often excited by the French against the English, iii. 95.
list of fighting men in the different nations of, 221.
difference of their warfare from that of Europeans, 100.
remarks concerning, 383.
their mode of life, 384.
public councils, 385.
politeness in conversation, 386.
rules in visiting, 388.
_Industry_, effects of Franklin's, i. 85.
the cause of plenty, ii. 396.
essential to the welfare of a people, 411.
relaxed by cheapness of provisions, 415.
a greater portion of, in every nation, than of idleness, 396, 429,
its prevalence in America, iii. 373.
_Inflammability_ of the surface of rivers, ii. 130.
_Inland_ commerce, instances of, iii. 120.
_Innovations_ in language and printing, ii. 351.
_Inoculation_, letter on the deaths occasioned by, ii. 215.
success of, in Philadelphia, 216, 217.
_Insects_, utility of the study of, ii. 93.
_Interrogation_, the mark of, how to be placed, ii. 356.
_Invention_, the faculty of, its inconveniences, i. 308.
_Inventions_, new, generally scouted, _ibid._

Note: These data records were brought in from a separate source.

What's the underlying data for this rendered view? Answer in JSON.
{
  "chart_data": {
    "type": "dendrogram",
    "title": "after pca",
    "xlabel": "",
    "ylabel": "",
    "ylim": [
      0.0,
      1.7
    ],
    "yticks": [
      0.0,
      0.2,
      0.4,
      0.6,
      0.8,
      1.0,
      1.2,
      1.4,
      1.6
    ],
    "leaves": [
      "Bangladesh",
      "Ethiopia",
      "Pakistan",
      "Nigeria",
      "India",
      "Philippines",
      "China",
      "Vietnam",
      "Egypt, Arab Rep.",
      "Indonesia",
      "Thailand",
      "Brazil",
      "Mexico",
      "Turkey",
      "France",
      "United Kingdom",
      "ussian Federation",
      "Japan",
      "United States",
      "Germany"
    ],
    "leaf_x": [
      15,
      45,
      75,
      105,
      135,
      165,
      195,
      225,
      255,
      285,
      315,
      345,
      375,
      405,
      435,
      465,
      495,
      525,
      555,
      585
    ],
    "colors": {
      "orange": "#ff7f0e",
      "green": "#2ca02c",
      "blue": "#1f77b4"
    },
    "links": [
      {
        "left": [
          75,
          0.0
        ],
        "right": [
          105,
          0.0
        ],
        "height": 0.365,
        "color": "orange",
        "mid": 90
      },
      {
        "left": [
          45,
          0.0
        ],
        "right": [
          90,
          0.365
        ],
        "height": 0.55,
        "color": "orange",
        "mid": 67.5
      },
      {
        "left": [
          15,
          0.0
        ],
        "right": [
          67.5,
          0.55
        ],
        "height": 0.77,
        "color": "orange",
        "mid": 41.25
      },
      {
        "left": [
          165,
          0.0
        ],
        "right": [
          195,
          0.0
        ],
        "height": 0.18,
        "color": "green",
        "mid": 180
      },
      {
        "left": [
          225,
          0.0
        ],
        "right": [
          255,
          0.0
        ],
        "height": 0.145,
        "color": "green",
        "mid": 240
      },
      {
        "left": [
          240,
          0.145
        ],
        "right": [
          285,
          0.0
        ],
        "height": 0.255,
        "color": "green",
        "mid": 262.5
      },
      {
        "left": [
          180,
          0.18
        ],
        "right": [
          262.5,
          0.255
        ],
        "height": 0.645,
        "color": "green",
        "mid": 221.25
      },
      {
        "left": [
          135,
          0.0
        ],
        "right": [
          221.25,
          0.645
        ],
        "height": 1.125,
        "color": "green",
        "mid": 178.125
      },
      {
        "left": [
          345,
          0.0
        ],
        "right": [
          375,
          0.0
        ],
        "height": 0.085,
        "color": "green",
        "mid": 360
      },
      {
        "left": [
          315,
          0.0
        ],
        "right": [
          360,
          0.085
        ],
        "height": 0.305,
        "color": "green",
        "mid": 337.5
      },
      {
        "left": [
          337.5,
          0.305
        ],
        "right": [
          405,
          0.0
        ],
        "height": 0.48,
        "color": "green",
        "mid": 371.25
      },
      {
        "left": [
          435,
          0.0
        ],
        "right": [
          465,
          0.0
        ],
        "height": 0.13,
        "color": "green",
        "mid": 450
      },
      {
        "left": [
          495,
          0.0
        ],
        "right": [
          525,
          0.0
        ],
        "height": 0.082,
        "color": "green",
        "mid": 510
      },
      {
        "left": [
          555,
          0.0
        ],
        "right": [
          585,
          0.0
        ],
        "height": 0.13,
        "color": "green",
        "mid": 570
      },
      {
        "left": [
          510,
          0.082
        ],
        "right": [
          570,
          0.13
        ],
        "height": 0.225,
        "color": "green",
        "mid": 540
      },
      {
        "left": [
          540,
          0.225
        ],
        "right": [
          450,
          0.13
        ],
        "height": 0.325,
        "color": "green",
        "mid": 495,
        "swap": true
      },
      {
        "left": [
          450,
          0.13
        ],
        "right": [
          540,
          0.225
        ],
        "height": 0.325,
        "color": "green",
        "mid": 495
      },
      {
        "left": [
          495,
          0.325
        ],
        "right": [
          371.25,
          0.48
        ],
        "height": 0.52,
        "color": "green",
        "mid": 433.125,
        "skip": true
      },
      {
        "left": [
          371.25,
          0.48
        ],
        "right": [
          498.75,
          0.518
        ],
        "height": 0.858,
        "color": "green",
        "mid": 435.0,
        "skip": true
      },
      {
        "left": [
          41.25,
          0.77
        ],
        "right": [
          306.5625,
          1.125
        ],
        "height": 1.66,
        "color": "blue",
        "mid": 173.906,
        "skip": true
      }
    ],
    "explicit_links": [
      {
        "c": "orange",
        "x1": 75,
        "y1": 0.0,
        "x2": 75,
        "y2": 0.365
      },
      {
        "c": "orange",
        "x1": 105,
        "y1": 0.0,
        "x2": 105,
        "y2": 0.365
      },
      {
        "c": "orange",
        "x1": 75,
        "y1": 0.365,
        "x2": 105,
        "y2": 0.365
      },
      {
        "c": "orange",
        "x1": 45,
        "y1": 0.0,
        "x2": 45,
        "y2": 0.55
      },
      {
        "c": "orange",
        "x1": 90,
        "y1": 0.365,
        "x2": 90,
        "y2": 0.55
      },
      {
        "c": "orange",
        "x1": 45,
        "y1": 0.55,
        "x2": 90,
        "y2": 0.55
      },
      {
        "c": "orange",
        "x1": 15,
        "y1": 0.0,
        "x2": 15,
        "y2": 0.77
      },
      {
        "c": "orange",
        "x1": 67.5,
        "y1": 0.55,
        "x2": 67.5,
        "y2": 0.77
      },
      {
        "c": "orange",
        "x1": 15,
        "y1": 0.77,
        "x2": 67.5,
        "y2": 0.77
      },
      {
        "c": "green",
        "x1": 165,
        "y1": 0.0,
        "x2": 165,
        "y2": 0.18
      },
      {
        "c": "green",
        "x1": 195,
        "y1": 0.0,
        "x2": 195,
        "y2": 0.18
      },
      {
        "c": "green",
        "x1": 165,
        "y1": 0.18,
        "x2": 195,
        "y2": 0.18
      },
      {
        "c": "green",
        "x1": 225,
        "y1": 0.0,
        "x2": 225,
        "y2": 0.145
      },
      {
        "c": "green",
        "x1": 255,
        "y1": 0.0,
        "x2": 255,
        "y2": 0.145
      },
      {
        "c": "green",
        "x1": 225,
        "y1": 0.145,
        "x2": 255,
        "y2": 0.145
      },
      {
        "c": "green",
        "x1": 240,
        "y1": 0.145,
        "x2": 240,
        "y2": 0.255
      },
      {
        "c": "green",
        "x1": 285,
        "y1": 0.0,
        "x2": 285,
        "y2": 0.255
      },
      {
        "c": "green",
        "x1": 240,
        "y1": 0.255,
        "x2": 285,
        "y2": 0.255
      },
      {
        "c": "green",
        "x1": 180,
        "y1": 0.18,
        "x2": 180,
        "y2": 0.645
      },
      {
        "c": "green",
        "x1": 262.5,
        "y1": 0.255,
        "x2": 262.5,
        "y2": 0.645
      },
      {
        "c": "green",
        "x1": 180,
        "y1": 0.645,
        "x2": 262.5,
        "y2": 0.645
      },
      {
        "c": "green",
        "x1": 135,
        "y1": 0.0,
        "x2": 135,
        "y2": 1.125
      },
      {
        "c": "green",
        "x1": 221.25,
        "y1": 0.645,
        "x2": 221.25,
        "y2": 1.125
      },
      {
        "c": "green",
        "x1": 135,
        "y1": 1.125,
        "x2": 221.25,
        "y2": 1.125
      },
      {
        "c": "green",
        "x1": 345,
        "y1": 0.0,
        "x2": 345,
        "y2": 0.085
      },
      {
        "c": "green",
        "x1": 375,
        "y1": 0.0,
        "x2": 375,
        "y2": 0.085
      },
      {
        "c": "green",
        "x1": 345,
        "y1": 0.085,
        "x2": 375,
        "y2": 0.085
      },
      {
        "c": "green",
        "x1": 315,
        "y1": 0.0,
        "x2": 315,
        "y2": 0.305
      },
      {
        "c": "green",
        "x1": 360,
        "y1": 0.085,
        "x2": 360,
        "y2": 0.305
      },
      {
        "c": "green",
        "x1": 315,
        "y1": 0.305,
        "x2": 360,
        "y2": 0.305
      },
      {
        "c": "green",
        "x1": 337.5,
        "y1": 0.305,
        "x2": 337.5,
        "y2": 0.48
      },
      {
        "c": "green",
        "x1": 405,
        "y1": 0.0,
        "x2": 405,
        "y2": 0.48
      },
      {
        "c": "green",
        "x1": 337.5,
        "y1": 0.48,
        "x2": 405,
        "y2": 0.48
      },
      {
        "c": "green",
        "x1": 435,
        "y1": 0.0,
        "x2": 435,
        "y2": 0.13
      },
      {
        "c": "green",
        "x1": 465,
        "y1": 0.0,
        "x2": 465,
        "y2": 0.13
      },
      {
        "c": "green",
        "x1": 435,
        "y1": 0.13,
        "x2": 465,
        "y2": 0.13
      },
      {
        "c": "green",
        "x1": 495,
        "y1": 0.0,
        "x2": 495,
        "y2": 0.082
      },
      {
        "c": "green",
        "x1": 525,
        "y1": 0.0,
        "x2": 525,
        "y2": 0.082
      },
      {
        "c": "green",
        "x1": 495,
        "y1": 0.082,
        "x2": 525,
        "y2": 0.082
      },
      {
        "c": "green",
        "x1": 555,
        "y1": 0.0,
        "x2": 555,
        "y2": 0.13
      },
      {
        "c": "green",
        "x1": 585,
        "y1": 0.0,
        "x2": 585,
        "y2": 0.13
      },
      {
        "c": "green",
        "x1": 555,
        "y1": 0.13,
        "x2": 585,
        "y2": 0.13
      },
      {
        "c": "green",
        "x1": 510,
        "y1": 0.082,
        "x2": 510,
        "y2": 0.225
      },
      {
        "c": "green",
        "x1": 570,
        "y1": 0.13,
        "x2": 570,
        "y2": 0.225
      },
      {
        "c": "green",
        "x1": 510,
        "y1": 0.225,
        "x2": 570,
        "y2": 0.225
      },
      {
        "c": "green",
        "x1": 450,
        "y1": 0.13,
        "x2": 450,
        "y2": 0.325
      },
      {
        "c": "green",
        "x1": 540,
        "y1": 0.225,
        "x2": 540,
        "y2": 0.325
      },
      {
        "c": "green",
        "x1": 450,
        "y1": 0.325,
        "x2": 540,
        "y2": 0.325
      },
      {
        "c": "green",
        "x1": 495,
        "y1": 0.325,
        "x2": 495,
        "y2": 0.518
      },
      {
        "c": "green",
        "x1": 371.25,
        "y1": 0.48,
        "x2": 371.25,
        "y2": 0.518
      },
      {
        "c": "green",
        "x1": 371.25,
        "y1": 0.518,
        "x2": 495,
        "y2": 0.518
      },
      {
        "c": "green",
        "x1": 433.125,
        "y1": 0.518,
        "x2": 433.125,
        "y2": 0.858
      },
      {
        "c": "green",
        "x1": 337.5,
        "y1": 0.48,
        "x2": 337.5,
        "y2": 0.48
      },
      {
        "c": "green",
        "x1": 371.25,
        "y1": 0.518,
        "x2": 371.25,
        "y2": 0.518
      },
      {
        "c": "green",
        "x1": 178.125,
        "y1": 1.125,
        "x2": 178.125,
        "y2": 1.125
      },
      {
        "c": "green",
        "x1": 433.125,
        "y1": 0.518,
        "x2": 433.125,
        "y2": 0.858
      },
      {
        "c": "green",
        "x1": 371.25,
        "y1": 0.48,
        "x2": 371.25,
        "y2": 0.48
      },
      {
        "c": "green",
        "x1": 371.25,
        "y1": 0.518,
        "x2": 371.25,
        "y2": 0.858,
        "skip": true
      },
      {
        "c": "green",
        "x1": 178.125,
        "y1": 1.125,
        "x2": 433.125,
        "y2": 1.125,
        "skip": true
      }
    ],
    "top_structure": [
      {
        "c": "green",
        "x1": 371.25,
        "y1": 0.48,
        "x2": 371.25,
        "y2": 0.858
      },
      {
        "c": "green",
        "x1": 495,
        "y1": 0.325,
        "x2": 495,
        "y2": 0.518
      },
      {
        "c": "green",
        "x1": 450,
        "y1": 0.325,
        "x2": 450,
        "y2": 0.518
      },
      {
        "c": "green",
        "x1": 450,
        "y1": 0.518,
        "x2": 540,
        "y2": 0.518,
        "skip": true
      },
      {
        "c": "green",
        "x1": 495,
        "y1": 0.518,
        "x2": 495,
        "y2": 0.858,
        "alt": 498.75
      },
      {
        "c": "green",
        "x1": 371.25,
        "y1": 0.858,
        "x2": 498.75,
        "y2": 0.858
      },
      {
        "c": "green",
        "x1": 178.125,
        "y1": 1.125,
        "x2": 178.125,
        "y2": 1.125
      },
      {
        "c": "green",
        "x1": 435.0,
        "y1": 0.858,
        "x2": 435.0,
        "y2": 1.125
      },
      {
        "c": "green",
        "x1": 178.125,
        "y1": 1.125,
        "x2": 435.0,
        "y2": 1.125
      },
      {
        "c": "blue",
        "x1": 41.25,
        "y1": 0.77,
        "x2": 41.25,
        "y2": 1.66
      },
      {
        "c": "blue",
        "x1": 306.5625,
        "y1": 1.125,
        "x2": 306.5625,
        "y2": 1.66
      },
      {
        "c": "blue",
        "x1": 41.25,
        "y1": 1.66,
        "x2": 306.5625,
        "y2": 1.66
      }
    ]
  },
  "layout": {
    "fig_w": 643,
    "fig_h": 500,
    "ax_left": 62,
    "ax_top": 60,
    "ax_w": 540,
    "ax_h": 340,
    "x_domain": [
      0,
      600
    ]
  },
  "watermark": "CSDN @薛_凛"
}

_Journal_ of a voyage, crossing the gulph-stream, ii. 199.
from Philadelphia to France, 200, 201.
from the channel to America, 202, _et seq._
_Iron_ contained in the globe, renders it a great magnet, ii. 119.
query whether it existed at the creation, 126.
hot, gives no bad smell, 247.
yields no bad vapours, 248.
rods, erected for experiments on the clouds, i. 270.
conduct more lightning in proportion to their thickness, 282.
_Islands_ far from a continent have little thunder, i. 216.
_Italic_ types, use
_) The PREFACE.Page 4
EXPERIMENT III.Page 5
EXPERIMENT XI.Page 7
--The light of a bright coal from.Page 8
_ This experiment should be made in a closet where the air is very still.Page 12
See s.Page 13
But the spring.Page 18
it, did not seem in the least to retard its motion.Page 21
CONTAINING OBSERVATIONS _and_ SUPPOSITIONS, _towards forming a new_ HYPOTHESIS, _for explaining the several_ Phaenomena _of_ THUNDER-GUSTS.Page 24
If much loaded, the electrical fire is at once taken from the whole cloud; and, in leaving it, flashes brightly and cracks loudly; the particles instantly coalescing for want of that fire, and falling in a heavy shower.Page 25
And accordingly some old sea-captains, of whom enquiry has been made, do affirm, that the fact agrees perfectly with the hypothesis; for that, in crossing the great ocean, they seldom meet with thunder till they come into soundings; and that the islands far from the continent have very little of it.Page 32
Thus if a body shaped as A, B, C, D, E, in Fig.Page 34
And as in plucking the hairs from the horse's tail, a degree of strength insufficient to pull away a handful at once, could yet easily strip it hair by hair; so a blunt body presented cannot draw off a number of particles at once, but a pointed one, with no greater force, takes them away easily, particle by particle.Page 35
is it of much importance to us, to know the manner in which nature executes her laws; 'tis enough if we know the laws themselves.Page 41
For if you take it by the tail, and hold it at a foot or greater horizontal distance from the prime conductor, it will, when let go, fly to it with a brisk but wavering motion, like that of an eel through the water; it will then take place under the prime conductor, at perhaps a quarter or half an inch distance, and keep a continual shaking of its tail like a fish, so that it seems animated.Page 43
We cannot lessen or increase its whole quantity, for the quantity it has it holds; and it has as much as it can hold.Page 48
I likewise put into a phial, instead of water,.Page 50
Now if the fire discharged from the inside surface of the bottle through its wire, remained on the prime conductor, the balls would be electrified and recede from each other.Page 52
With Remarks on the Intentional End of Comets, and the Nature and Design of Saturn's Ring.